SUPPLIED RECORDS:

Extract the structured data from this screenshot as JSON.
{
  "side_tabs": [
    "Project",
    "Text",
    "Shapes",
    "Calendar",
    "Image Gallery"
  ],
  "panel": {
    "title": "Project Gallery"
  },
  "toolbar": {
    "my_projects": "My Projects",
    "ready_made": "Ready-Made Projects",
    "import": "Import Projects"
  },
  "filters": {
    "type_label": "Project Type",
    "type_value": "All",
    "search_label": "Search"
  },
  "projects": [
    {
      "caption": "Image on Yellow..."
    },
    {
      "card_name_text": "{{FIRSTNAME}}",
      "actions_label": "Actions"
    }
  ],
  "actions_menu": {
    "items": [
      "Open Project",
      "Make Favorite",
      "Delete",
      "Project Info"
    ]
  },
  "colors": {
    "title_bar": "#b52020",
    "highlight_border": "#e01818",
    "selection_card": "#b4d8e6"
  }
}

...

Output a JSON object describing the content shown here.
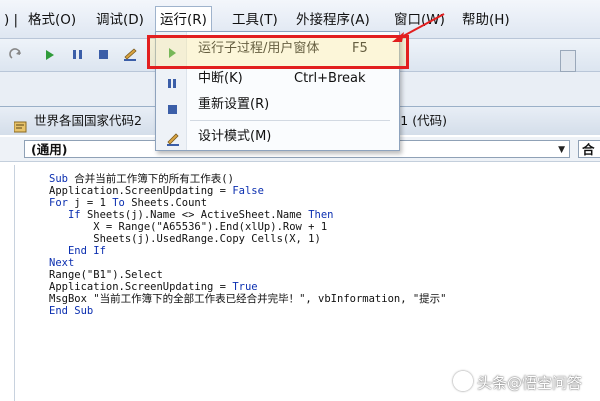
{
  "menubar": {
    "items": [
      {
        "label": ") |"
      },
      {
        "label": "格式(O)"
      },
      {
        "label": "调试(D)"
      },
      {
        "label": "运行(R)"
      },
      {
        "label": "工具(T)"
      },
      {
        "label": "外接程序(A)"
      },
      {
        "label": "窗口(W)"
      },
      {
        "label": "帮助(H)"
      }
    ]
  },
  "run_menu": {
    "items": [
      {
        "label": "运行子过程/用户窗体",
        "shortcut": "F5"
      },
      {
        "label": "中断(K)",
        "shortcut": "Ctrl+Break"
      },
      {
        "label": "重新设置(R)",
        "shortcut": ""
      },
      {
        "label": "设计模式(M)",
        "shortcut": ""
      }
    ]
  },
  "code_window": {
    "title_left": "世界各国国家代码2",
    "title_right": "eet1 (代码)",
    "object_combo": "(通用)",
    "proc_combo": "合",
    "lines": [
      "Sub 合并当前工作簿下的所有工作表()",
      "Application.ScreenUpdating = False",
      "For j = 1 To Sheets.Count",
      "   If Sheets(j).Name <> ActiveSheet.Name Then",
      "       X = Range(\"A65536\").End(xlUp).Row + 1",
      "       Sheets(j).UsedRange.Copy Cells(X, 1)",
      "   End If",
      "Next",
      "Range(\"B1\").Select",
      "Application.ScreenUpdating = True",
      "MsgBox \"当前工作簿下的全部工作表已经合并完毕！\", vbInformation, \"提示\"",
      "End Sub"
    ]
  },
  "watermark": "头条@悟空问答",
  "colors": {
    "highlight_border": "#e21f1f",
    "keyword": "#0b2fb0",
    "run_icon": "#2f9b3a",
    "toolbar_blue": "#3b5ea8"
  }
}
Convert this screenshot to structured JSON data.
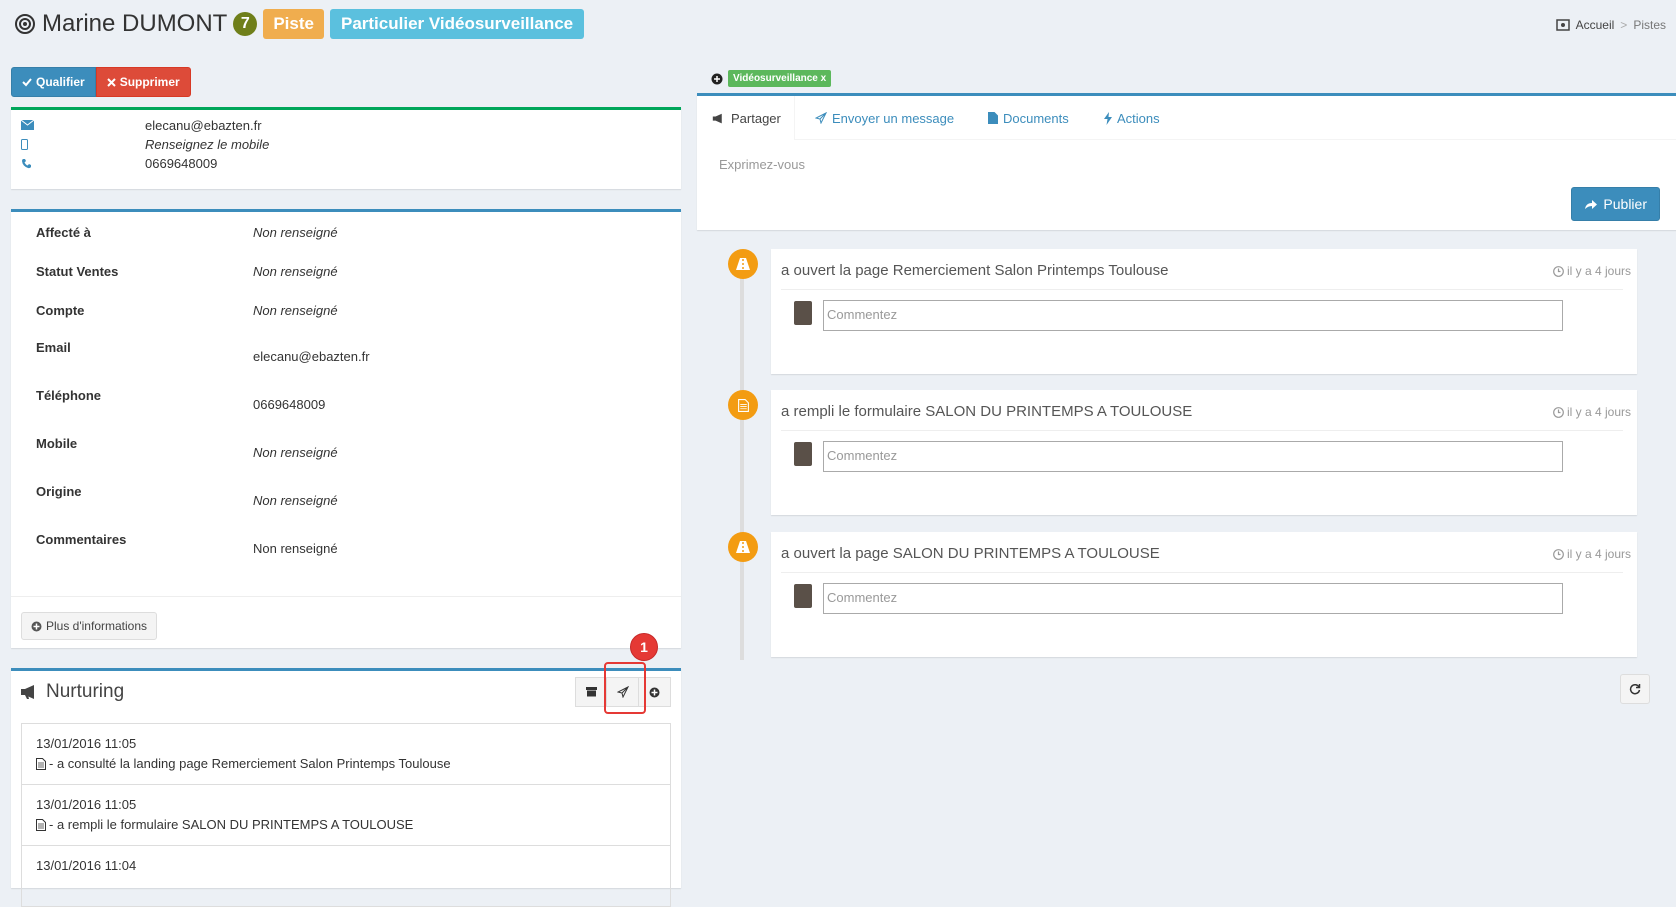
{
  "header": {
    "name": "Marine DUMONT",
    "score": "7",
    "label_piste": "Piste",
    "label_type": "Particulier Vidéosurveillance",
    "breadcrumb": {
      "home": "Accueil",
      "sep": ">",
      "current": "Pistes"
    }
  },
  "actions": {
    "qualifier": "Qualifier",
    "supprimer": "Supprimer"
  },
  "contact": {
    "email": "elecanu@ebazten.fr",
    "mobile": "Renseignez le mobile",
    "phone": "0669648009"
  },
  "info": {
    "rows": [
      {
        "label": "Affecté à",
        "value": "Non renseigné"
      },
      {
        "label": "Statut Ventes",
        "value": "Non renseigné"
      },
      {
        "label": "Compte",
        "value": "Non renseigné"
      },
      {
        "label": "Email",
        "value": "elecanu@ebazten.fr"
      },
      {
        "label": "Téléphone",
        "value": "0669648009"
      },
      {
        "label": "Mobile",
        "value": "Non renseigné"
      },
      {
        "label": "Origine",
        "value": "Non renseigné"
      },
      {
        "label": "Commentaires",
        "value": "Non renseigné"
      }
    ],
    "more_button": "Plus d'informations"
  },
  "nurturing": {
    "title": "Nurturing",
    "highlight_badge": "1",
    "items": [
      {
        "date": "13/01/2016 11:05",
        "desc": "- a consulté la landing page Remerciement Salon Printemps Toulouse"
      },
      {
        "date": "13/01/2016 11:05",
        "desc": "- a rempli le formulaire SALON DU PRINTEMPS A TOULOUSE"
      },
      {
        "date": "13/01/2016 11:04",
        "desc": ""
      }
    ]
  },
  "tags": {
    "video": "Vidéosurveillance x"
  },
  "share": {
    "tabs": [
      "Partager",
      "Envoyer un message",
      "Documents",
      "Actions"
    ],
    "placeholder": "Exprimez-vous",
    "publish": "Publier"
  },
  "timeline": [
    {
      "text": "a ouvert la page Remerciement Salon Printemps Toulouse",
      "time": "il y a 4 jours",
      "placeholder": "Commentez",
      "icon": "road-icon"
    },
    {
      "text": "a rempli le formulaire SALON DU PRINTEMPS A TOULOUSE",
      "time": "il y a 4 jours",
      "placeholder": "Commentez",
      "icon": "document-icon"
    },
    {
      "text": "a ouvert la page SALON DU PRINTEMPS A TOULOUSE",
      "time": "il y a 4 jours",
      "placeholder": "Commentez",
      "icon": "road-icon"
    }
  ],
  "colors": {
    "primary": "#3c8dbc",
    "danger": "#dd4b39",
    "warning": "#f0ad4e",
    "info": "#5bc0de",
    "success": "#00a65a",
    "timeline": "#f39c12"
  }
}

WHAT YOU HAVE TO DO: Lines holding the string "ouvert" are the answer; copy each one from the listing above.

EXERCISE ANSWER:
      "text": "a ouvert la page Remerciement Salon Printemps Toulouse",
      "text": "a ouvert la page SALON DU PRINTEMPS A TOULOUSE",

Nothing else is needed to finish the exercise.